- Assignment -
Could you please reproduce the entries exactly, leaving out any pictures?

(Data excerpts)
★ ★ ★ ★ ★ ★ ★

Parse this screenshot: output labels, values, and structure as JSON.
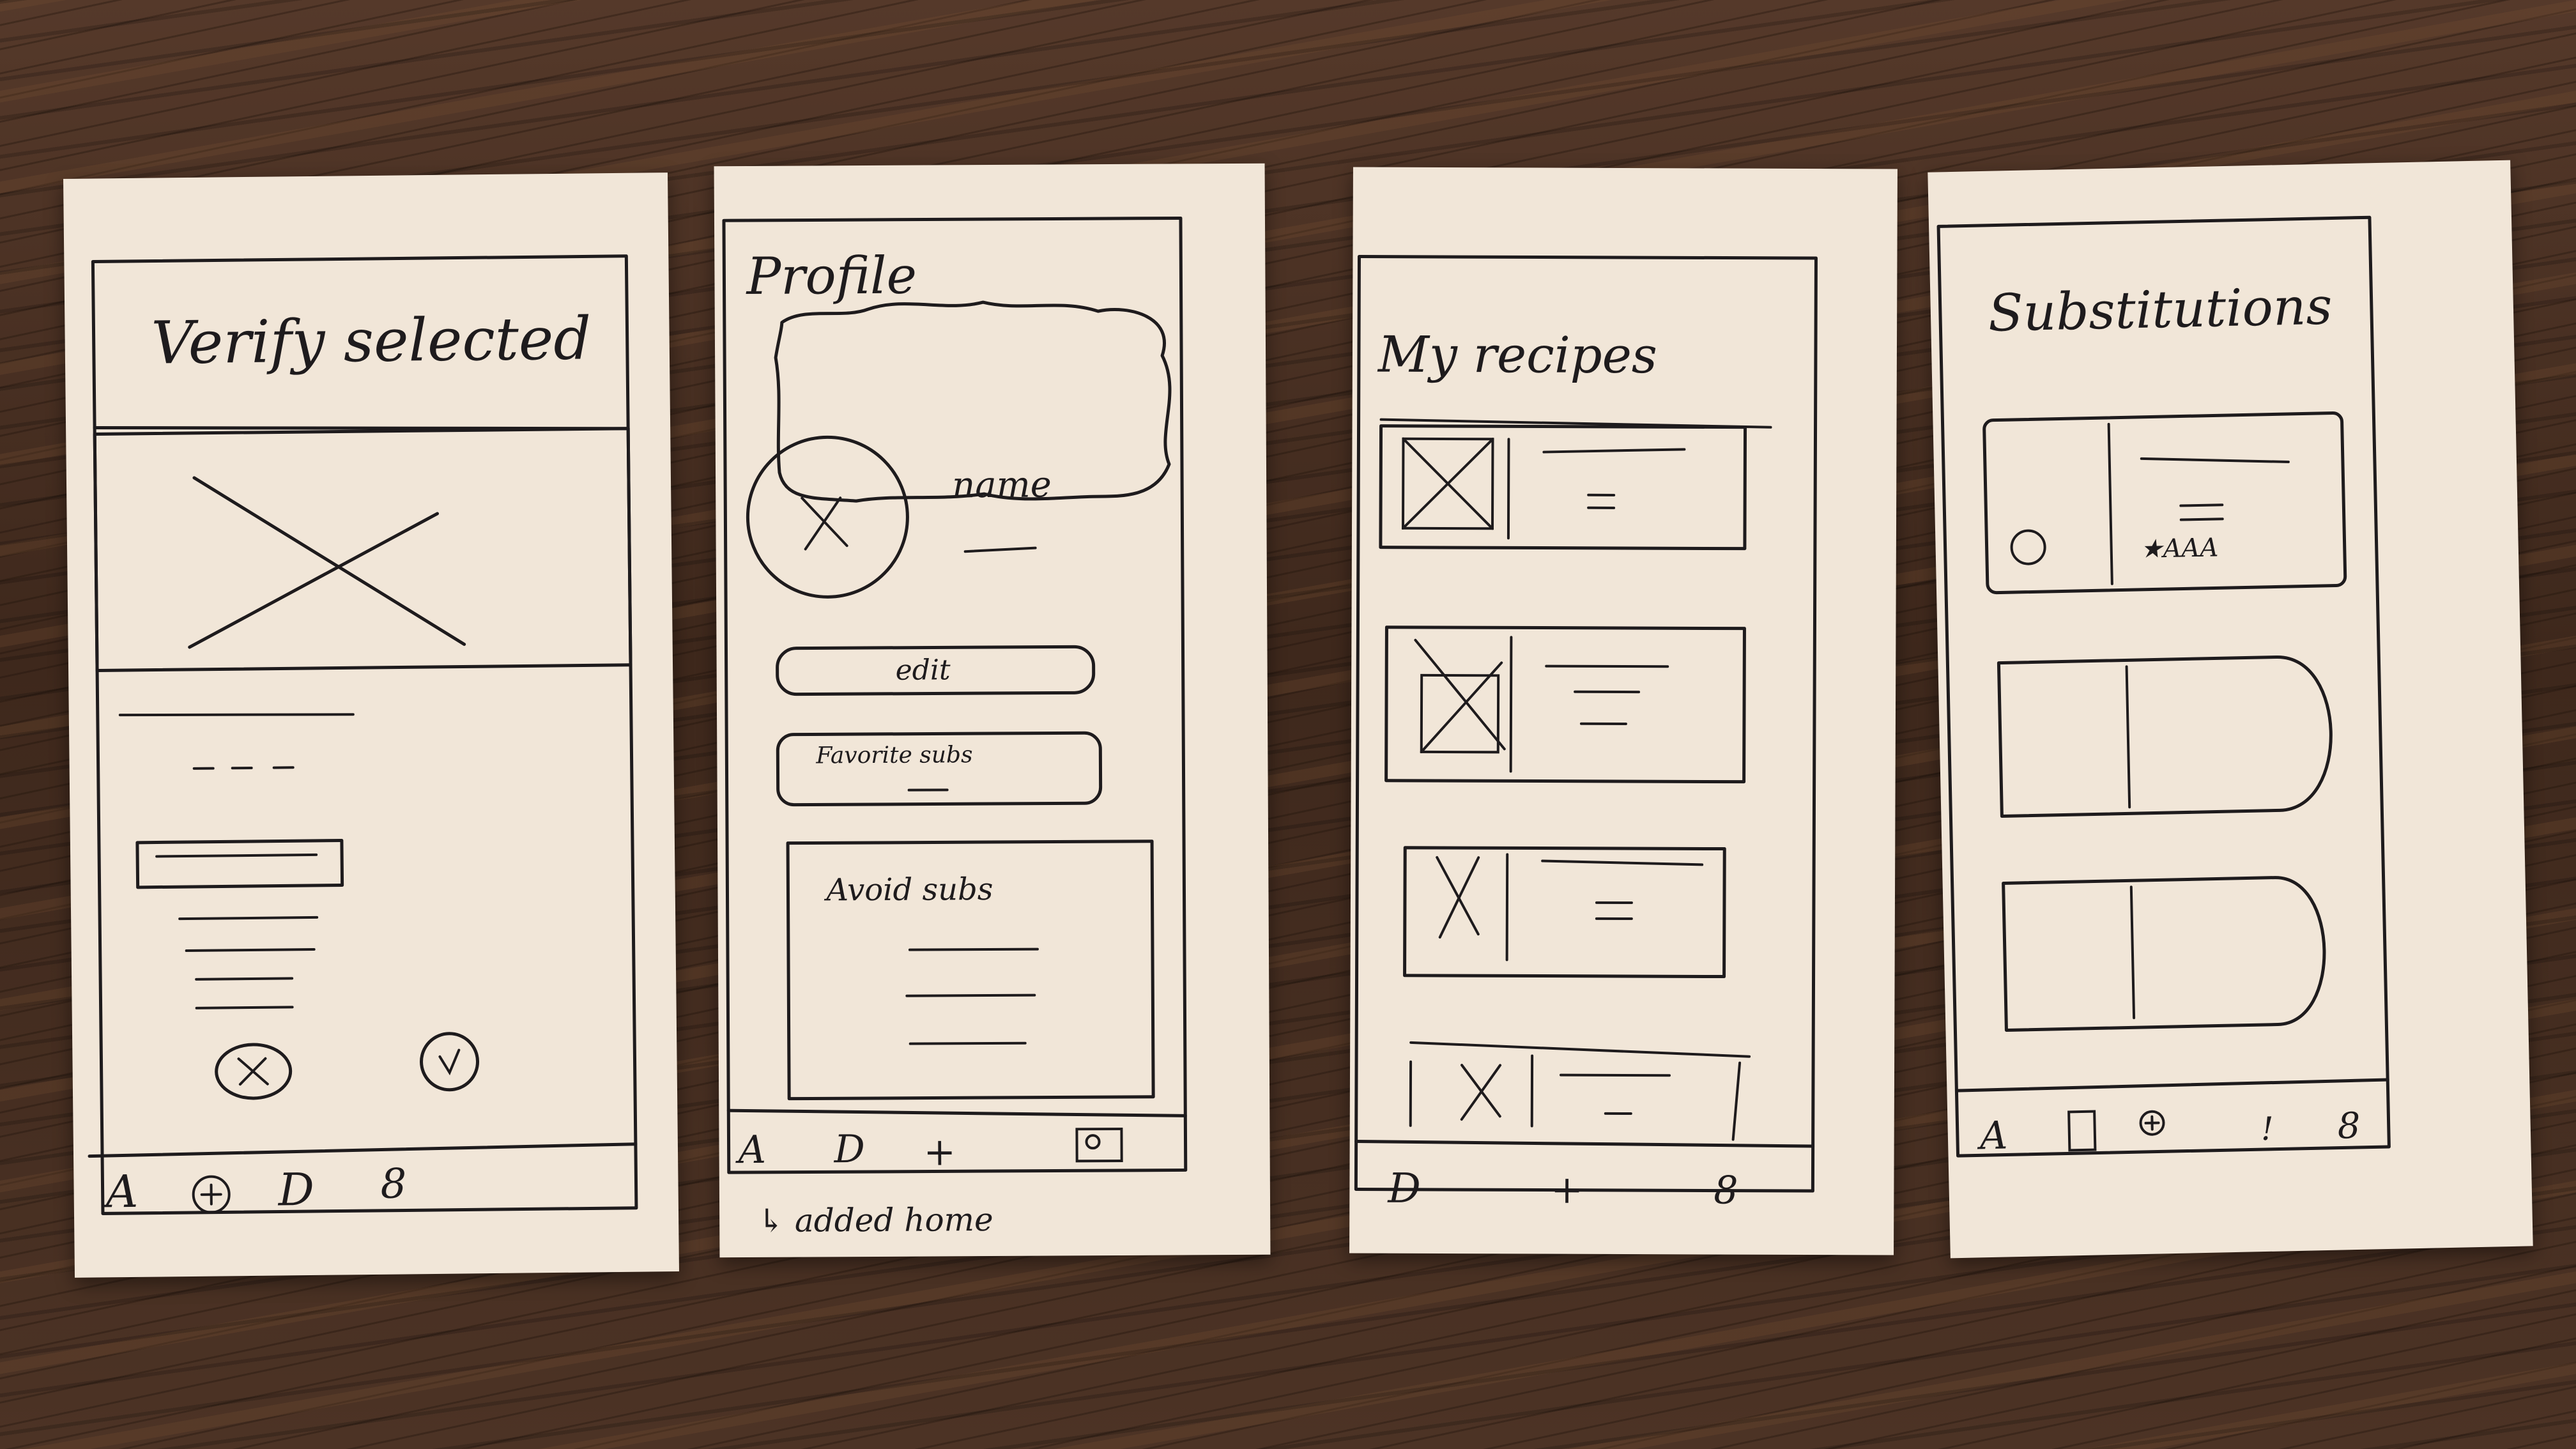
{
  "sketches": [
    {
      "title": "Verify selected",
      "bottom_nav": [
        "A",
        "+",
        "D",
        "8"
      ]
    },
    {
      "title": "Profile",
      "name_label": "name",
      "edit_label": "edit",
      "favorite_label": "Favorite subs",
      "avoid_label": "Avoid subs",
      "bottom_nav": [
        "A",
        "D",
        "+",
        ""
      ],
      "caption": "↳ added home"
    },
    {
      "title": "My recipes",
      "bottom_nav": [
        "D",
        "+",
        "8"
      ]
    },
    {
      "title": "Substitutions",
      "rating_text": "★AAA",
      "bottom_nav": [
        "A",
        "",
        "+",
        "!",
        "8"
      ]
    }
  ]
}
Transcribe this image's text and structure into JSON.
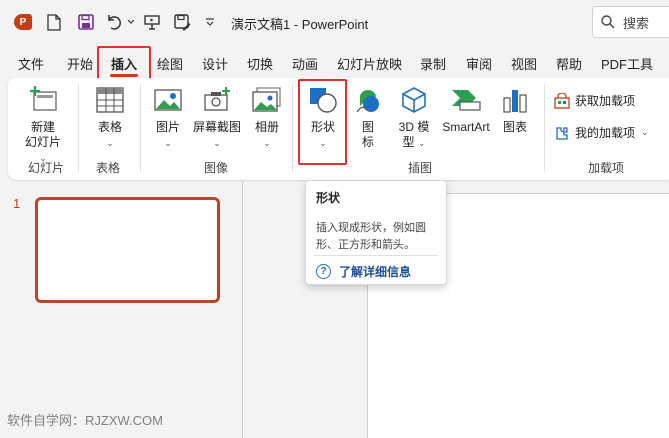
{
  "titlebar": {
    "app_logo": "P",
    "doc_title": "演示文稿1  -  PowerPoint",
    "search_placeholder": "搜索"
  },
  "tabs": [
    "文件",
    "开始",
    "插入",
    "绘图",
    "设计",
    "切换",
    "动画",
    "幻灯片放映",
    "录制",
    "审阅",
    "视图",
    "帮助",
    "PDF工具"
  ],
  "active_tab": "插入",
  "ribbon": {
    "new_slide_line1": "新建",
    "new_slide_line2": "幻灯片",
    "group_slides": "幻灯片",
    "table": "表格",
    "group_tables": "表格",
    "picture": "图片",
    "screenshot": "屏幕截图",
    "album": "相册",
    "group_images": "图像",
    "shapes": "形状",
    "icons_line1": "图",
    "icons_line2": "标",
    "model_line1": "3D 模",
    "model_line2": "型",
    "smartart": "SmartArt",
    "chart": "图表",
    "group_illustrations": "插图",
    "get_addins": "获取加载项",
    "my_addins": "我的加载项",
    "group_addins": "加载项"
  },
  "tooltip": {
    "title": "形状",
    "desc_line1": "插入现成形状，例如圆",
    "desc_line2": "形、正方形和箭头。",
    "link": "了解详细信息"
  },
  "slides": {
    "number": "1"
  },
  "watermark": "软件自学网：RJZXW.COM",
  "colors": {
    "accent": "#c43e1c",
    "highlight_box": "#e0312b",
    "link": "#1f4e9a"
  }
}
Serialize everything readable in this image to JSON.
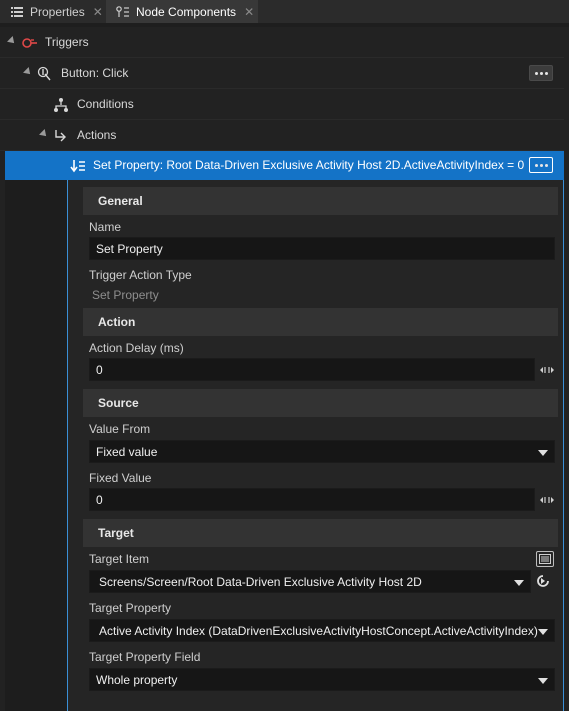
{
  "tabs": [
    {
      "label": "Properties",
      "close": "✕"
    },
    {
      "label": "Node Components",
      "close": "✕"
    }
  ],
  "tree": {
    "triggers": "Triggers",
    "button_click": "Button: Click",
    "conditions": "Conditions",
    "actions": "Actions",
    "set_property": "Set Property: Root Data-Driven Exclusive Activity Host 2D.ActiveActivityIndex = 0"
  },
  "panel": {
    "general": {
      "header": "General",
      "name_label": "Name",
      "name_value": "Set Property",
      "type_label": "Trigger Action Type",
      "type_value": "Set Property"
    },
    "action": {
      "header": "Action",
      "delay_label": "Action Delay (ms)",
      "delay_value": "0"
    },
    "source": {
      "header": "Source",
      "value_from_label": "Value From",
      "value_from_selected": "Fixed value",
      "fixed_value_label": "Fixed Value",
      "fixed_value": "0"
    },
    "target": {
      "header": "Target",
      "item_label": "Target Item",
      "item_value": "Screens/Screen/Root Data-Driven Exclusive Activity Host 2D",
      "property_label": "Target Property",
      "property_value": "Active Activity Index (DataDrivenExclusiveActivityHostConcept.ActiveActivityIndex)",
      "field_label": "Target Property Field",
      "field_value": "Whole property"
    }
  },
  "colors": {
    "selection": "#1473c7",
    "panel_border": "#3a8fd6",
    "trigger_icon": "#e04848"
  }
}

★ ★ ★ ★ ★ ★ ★

- Answer to this problem -
Parse this screenshot: output labels, values, and structure as JSON.
{
  "sketches": [
    {
      "title": "Verify selected",
      "bottom_nav": [
        "A",
        "+",
        "D",
        "8"
      ]
    },
    {
      "title": "Profile",
      "name_label": "name",
      "edit_label": "edit",
      "favorite_label": "Favorite subs",
      "avoid_label": "Avoid subs",
      "bottom_nav": [
        "A",
        "D",
        "+",
        ""
      ],
      "caption": "↳ added home"
    },
    {
      "title": "My recipes",
      "bottom_nav": [
        "D",
        "+",
        "8"
      ]
    },
    {
      "title": "Substitutions",
      "rating_text": "★AAA",
      "bottom_nav": [
        "A",
        "",
        "+",
        "!",
        "8"
      ]
    }
  ]
}
Transcribe this image's text and structure into JSON.
{
  "titlebar": {
    "app_logo": "P",
    "doc_title": "演示文稿1  -  PowerPoint",
    "search_placeholder": "搜索"
  },
  "tabs": [
    "文件",
    "开始",
    "插入",
    "绘图",
    "设计",
    "切换",
    "动画",
    "幻灯片放映",
    "录制",
    "审阅",
    "视图",
    "帮助",
    "PDF工具"
  ],
  "active_tab": "插入",
  "ribbon": {
    "new_slide_line1": "新建",
    "new_slide_line2": "幻灯片",
    "group_slides": "幻灯片",
    "table": "表格",
    "group_tables": "表格",
    "picture": "图片",
    "screenshot": "屏幕截图",
    "album": "相册",
    "group_images": "图像",
    "shapes": "形状",
    "icons_line1": "图",
    "icons_line2": "标",
    "model_line1": "3D 模",
    "model_line2": "型",
    "smartart": "SmartArt",
    "chart": "图表",
    "group_illustrations": "插图",
    "get_addins": "获取加载项",
    "my_addins": "我的加载项",
    "group_addins": "加载项"
  },
  "tooltip": {
    "title": "形状",
    "desc_line1": "插入现成形状，例如圆",
    "desc_line2": "形、正方形和箭头。",
    "link": "了解详细信息"
  },
  "slides": {
    "number": "1"
  },
  "watermark": "软件自学网：RJZXW.COM",
  "colors": {
    "accent": "#c43e1c",
    "highlight_box": "#e0312b",
    "link": "#1f4e9a"
  }
}
Serialize everything readable in this image to JSON.
{
  "tabs": [
    {
      "label": "Properties",
      "close": "✕"
    },
    {
      "label": "Node Components",
      "close": "✕"
    }
  ],
  "tree": {
    "triggers": "Triggers",
    "button_click": "Button: Click",
    "conditions": "Conditions",
    "actions": "Actions",
    "set_property": "Set Property: Root Data-Driven Exclusive Activity Host 2D.ActiveActivityIndex = 0"
  },
  "panel": {
    "general": {
      "header": "General",
      "name_label": "Name",
      "name_value": "Set Property",
      "type_label": "Trigger Action Type",
      "type_value": "Set Property"
    },
    "action": {
      "header": "Action",
      "delay_label": "Action Delay (ms)",
      "delay_value": "0"
    },
    "source": {
      "header": "Source",
      "value_from_label": "Value From",
      "value_from_selected": "Fixed value",
      "fixed_value_label": "Fixed Value",
      "fixed_value": "0"
    },
    "target": {
      "header": "Target",
      "item_label": "Target Item",
      "item_value": "Screens/Screen/Root Data-Driven Exclusive Activity Host 2D",
      "property_label": "Target Property",
      "property_value": "Active Activity Index (DataDrivenExclusiveActivityHostConcept.ActiveActivityIndex)",
      "field_label": "Target Property Field",
      "field_value": "Whole property"
    }
  },
  "colors": {
    "selection": "#1473c7",
    "panel_border": "#3a8fd6",
    "trigger_icon": "#e04848"
  }
}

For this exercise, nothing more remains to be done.